#### [DATA FOR REVIEW]
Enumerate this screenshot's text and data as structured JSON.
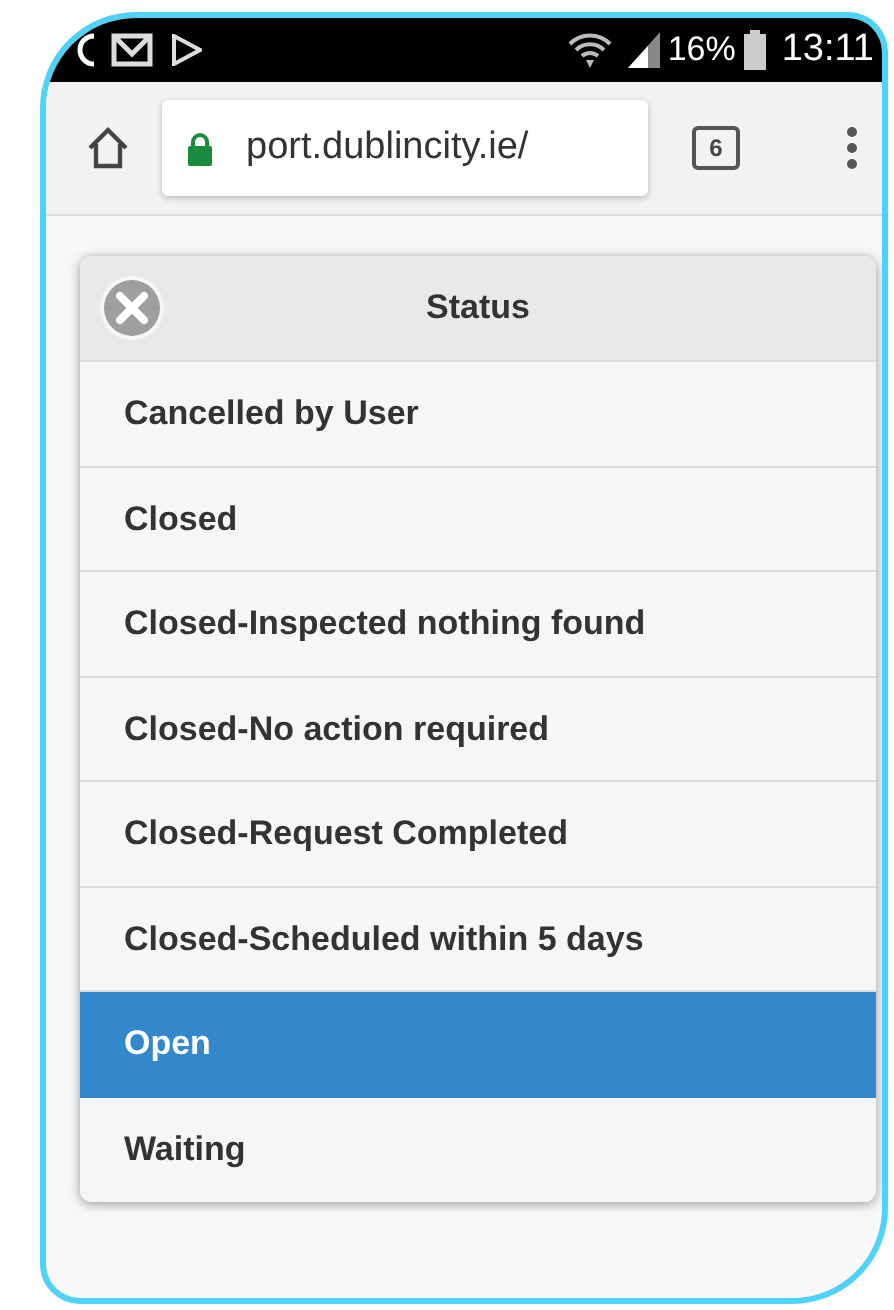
{
  "status_bar": {
    "battery": "16%",
    "time": "13:11"
  },
  "browser": {
    "url": "port.dublincity.ie/",
    "tab_count": "6"
  },
  "dialog": {
    "title": "Status",
    "items": [
      {
        "label": "Cancelled by User",
        "selected": false
      },
      {
        "label": "Closed",
        "selected": false
      },
      {
        "label": "Closed-Inspected nothing found",
        "selected": false
      },
      {
        "label": "Closed-No action required",
        "selected": false
      },
      {
        "label": "Closed-Request Completed",
        "selected": false
      },
      {
        "label": "Closed-Scheduled within 5 days",
        "selected": false
      },
      {
        "label": "Open",
        "selected": true
      },
      {
        "label": "Waiting",
        "selected": false
      }
    ]
  }
}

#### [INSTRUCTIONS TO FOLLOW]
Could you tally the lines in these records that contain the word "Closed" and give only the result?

#### [EXERCISE OUTPUT]
5